When I was just a kid, my grandmother (nonna) used to grab my cheek and say, “Buon ragazzo – you’re a gooda boy!” That’s what Tyrolean grandmothers did back in the day. It was a term of endearment. It was praise by cheek tweaking. I didn’t really know any better so I just accepted it. I was pleased to be praised, although ragazzo sounded like a spaghetti sauce to me at the time.

My other grandmother (mother’s side) used to do the same thing sans the Tyrolean-Italian accent. She liked me immensely and showed it by grasping my right cheek. My efforts in pleasing her were always rewarded in the same flesh grabbing manner. By the age of eight, I was feeling a little bruised but no worse for the wear. I knew that grandmothers were that way and I was okay with it. No harm, no foul save little finger fulls of flesh.

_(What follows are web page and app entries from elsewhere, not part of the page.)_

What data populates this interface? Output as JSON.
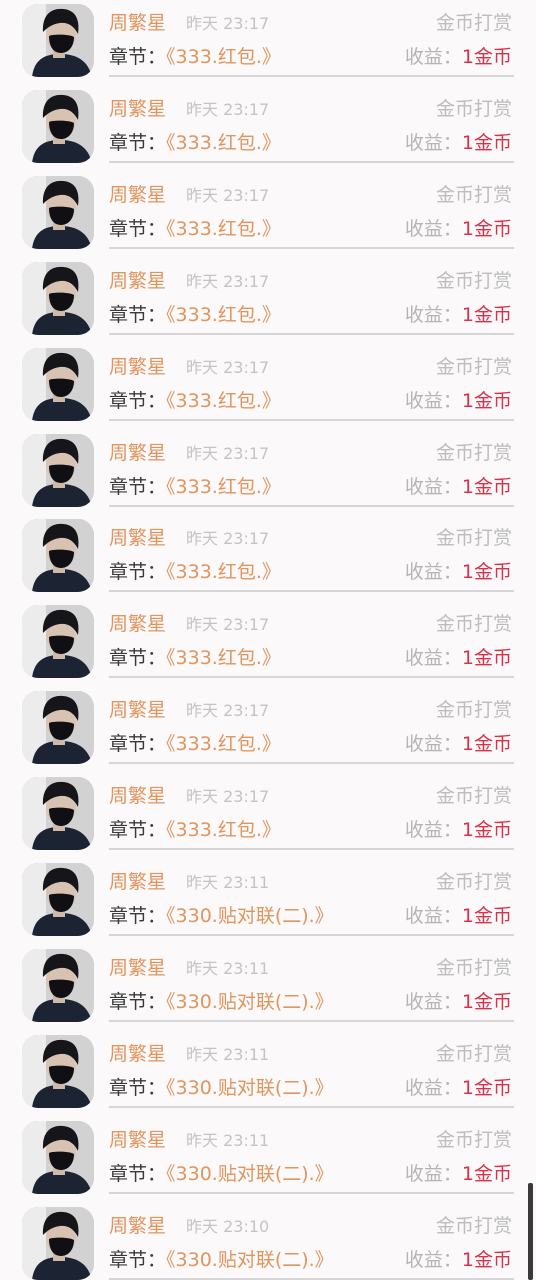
{
  "rewards": [
    {
      "name": "周繁星",
      "time": "昨天 23:17",
      "type": "金币打赏",
      "chapter_label": "章节：",
      "chapter": "《333.红包.》",
      "income_label": "收益：",
      "income": "1金币"
    },
    {
      "name": "周繁星",
      "time": "昨天 23:17",
      "type": "金币打赏",
      "chapter_label": "章节：",
      "chapter": "《333.红包.》",
      "income_label": "收益：",
      "income": "1金币"
    },
    {
      "name": "周繁星",
      "time": "昨天 23:17",
      "type": "金币打赏",
      "chapter_label": "章节：",
      "chapter": "《333.红包.》",
      "income_label": "收益：",
      "income": "1金币"
    },
    {
      "name": "周繁星",
      "time": "昨天 23:17",
      "type": "金币打赏",
      "chapter_label": "章节：",
      "chapter": "《333.红包.》",
      "income_label": "收益：",
      "income": "1金币"
    },
    {
      "name": "周繁星",
      "time": "昨天 23:17",
      "type": "金币打赏",
      "chapter_label": "章节：",
      "chapter": "《333.红包.》",
      "income_label": "收益：",
      "income": "1金币"
    },
    {
      "name": "周繁星",
      "time": "昨天 23:17",
      "type": "金币打赏",
      "chapter_label": "章节：",
      "chapter": "《333.红包.》",
      "income_label": "收益：",
      "income": "1金币"
    },
    {
      "name": "周繁星",
      "time": "昨天 23:17",
      "type": "金币打赏",
      "chapter_label": "章节：",
      "chapter": "《333.红包.》",
      "income_label": "收益：",
      "income": "1金币"
    },
    {
      "name": "周繁星",
      "time": "昨天 23:17",
      "type": "金币打赏",
      "chapter_label": "章节：",
      "chapter": "《333.红包.》",
      "income_label": "收益：",
      "income": "1金币"
    },
    {
      "name": "周繁星",
      "time": "昨天 23:17",
      "type": "金币打赏",
      "chapter_label": "章节：",
      "chapter": "《333.红包.》",
      "income_label": "收益：",
      "income": "1金币"
    },
    {
      "name": "周繁星",
      "time": "昨天 23:17",
      "type": "金币打赏",
      "chapter_label": "章节：",
      "chapter": "《333.红包.》",
      "income_label": "收益：",
      "income": "1金币"
    },
    {
      "name": "周繁星",
      "time": "昨天 23:11",
      "type": "金币打赏",
      "chapter_label": "章节：",
      "chapter": "《330.贴对联(二).》",
      "income_label": "收益：",
      "income": "1金币"
    },
    {
      "name": "周繁星",
      "time": "昨天 23:11",
      "type": "金币打赏",
      "chapter_label": "章节：",
      "chapter": "《330.贴对联(二).》",
      "income_label": "收益：",
      "income": "1金币"
    },
    {
      "name": "周繁星",
      "time": "昨天 23:11",
      "type": "金币打赏",
      "chapter_label": "章节：",
      "chapter": "《330.贴对联(二).》",
      "income_label": "收益：",
      "income": "1金币"
    },
    {
      "name": "周繁星",
      "time": "昨天 23:11",
      "type": "金币打赏",
      "chapter_label": "章节：",
      "chapter": "《330.贴对联(二).》",
      "income_label": "收益：",
      "income": "1金币"
    },
    {
      "name": "周繁星",
      "time": "昨天 23:10",
      "type": "金币打赏",
      "chapter_label": "章节：",
      "chapter": "《330.贴对联(二).》",
      "income_label": "收益：",
      "income": "1金币"
    }
  ],
  "avatar_icon": "user-avatar-photo",
  "colors": {
    "accent": "#e0955f",
    "income": "#d8324b",
    "muted": "#bdbdbd",
    "background": "#fbf9f9"
  }
}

My parents spared me the rod and the cheek. I don’t recall either grabbing or pulling on my face. They had faith in me and believed rightly that I did not need cheek tweaking. I love them still for this simple act of restraint. They believed that der Geist ist willig, aber das Fleisch ist schwach (the spirit is willing, but the flesh is weak). I have always appreciated that. My handsome face still does as well.

As I grew up, the right cheek went intermittently unscathed for many years until I was in college. Then the assault resumed. My German teacher took a special interest in me, probably because I was bilingual to start with. She was a large German frau who probably could have played professional football for the Steelers. Again with the hand! She felt that I worked too hard in my studies. (I did!) “Du solltest heiraten und dich niederlassen.” (You should get married and settle down.) She pinched that right cheek so many times with that same phrase that I finally took her advice in desperation and  went off blindly to ask a young girlfriend to marry me. On the way to her workplace, I was told by a friend that she had died of a drug overdose that same day. I pinched my own right cheek hard and cried into the night. Forty years later I learned that the story was just a ruse by a jealous friend and that my old girlfriend was just fine. I retro-filed that one under “super bummer” and moved on.

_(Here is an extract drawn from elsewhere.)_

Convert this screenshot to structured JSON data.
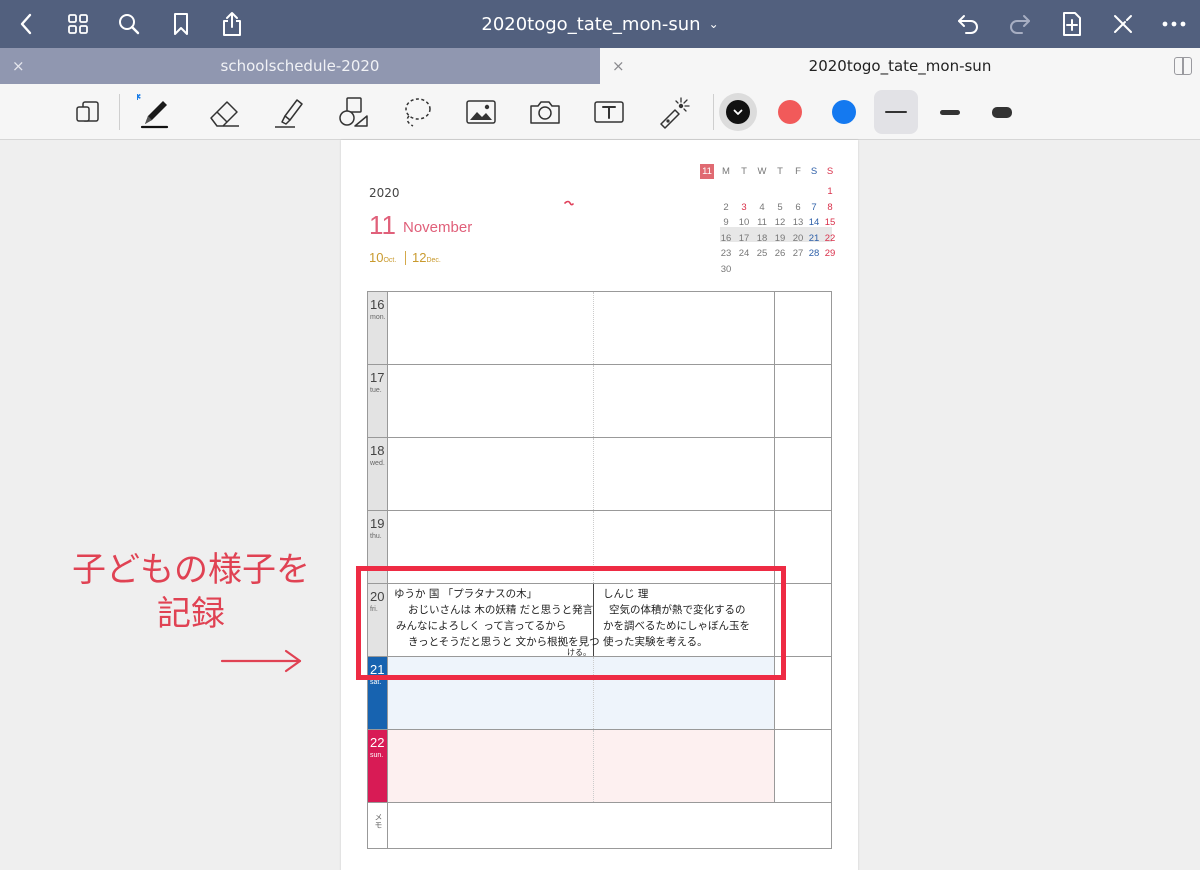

I went through a sort of cheek hiatus for many years after college. Only occasionally would a date’s mother or female co-worker grab it for dramatic effect. It usually didn’t work. I had acquired a certain amount of cheek immunity. The right cheek healed from years of abuse and I was for many years feeling cheeky. (Can’t believe I threw that in!) The whole tweaking thing was behind me or so I thought.

Married for the second time nearly four decades ago (millennials note: that’s 40 years), I was cheekless in Seattle for many years. (Again, sorry! It was actually Eugene, Oregon.) Then of course, my lovely wife began to grab my right cheek and say things like, “Oh, you poor thing!” I admit I deserved it as I was whining about some trivial transgression from one of society’s dumb masses. Besides she kind of liked the whole pound of flesh idea. It comes with marriage, right? I have now come full circle in life’s great right cheek firmament. Currently I occasionally pull my own cheek just to see if my old skin will still return to its proper place. (👍 It does!)

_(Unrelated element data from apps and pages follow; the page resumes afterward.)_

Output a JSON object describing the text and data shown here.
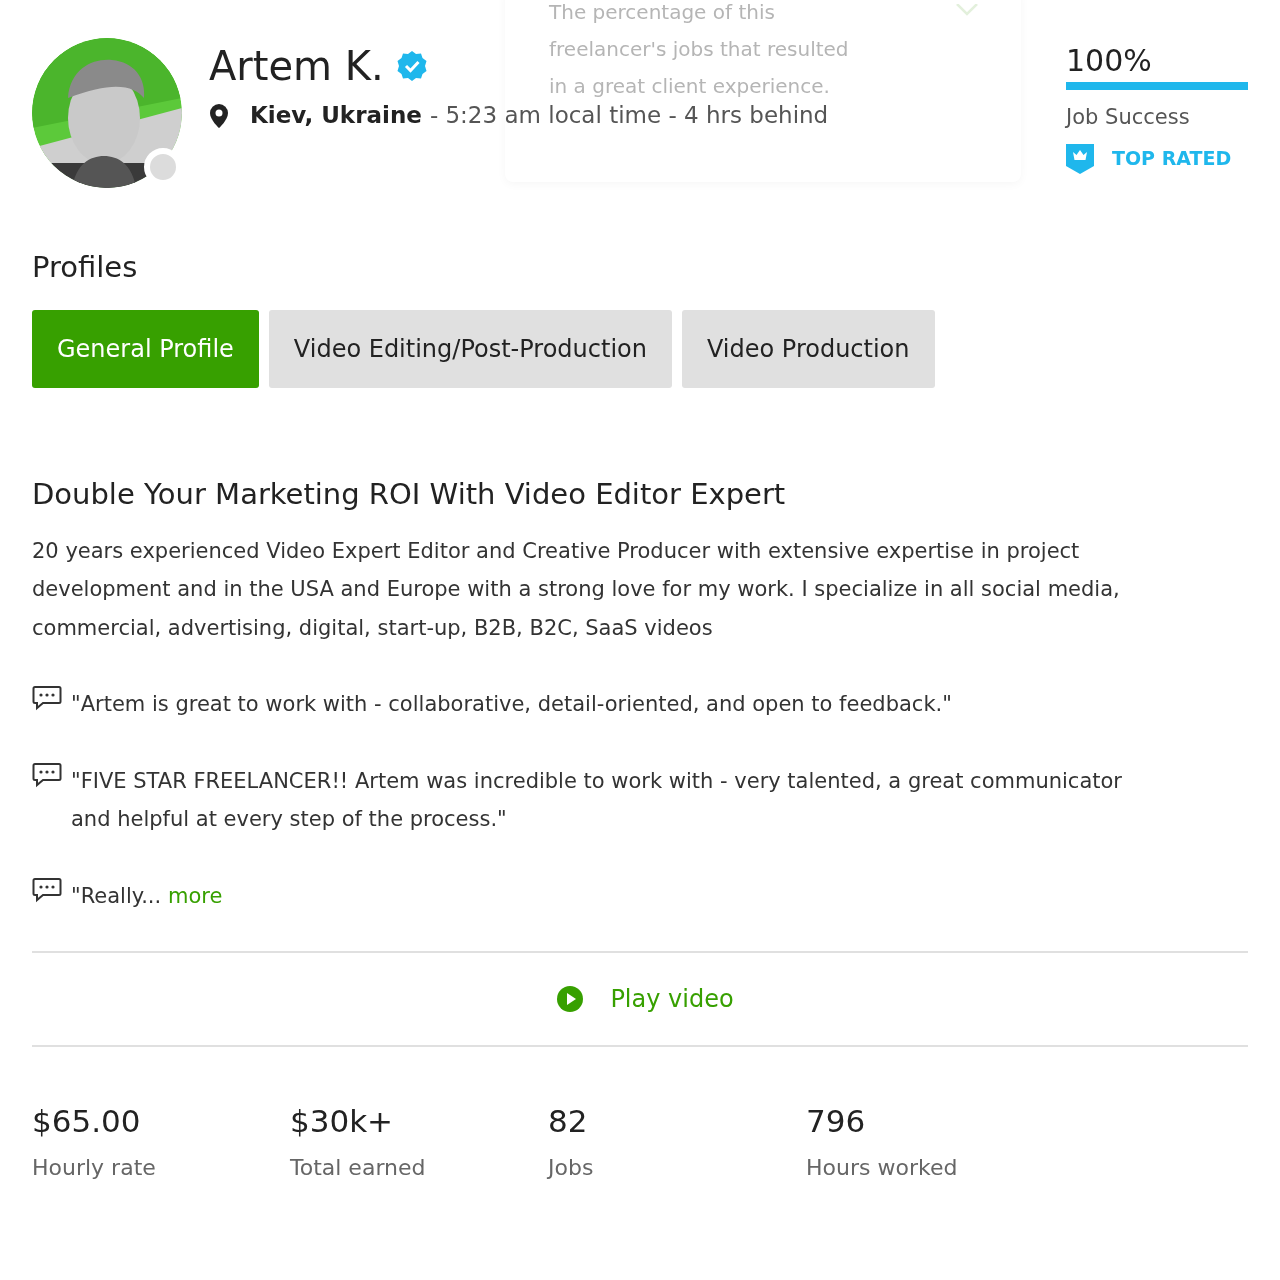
{
  "tooltip": {
    "lines": [
      "The percentage of this",
      "freelancer's jobs that resulted",
      "in a great client experience."
    ]
  },
  "profile": {
    "name": "Artem K.",
    "verified": true,
    "online": false,
    "location": "Kiev, Ukraine",
    "local_time": "- 5:23 am local time - 4 hrs behind"
  },
  "job_success": {
    "value": "100%",
    "level": 1,
    "label": "Job Success",
    "badge": "TOP RATED"
  },
  "profiles_heading": "Profiles",
  "tabs": [
    {
      "label": "General Profile",
      "selected": true
    },
    {
      "label": "Video Editing/Post-Production",
      "selected": false
    },
    {
      "label": "Video Production",
      "selected": false
    }
  ],
  "title": "Double Your Marketing ROI With Video Editor Expert",
  "description": "20 years experienced Video Expert Editor and Creative Producer with extensive expertise in project development and in the USA and Europe with a strong love for my work. I specialize in all social media, commercial, advertising, digital, start-up, B2B, B2C, SaaS videos",
  "quotes": [
    {
      "text": "\"Artem is great to work with - collaborative, detail-oriented, and open to feedback.\""
    },
    {
      "text": "\"FIVE STAR FREELANCER!! Artem was incredible to work with - very talented, a great communicator and helpful at every step of the process.\""
    },
    {
      "text": "\"Really...",
      "link": "more"
    }
  ],
  "play_video": "Play video",
  "stats": [
    {
      "value": "$65.00",
      "label": "Hourly rate"
    },
    {
      "value": "$30k+",
      "label": "Total earned"
    },
    {
      "value": "82",
      "label": "Jobs"
    },
    {
      "value": "796",
      "label": "Hours worked"
    }
  ]
}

Now as I approach super-geezerdom, I wonder if when I am gone someone will lean into my face and grab that same cheek one last time? What will be the words? I hope they are, “Una buona vita, ragazzo!”

Note: The photo is of mini-me circa 1952 and my nonna Anna Maria Flor Rizzi.

Please follow this blog by clicking  follow below. Your comments are always welcome.

Read author Allen E. Rizzi’s latest books available at Amazon.com

Read author Allen E Rizzi 3

Advertisement
3 Comments
  1. Mostly a very cute story. What I can’t believe is that someone would tell you a girlfriend died of an overdose when she was actually fine. That is beyond the pale!

    Liked by 2 people

    • Yes it was. I was crushed and spent the whole night crying in my car. In 2009, I found out that she was fine, married, divorced with two children. A big dent in my life. I tried to forgive our mutual friend but to this day he is a nasty human being. Some things in life are not comprehensible.

      Liked by 2 people

Leave a Reply

Fill in your details below or click an icon to log in:

WordPress.com Logo

You are commenting using your WordPress.com account. Log Out /  Change )

Twitter picture

You are commenting using your Twitter account. Log Out /  Change )

Facebook photo

You are commenting using your Facebook account. Log Out /  Change )

Connecting to %s

This site uses Akismet to reduce spam. Learn how your comment data is processed.

%d bloggers like this: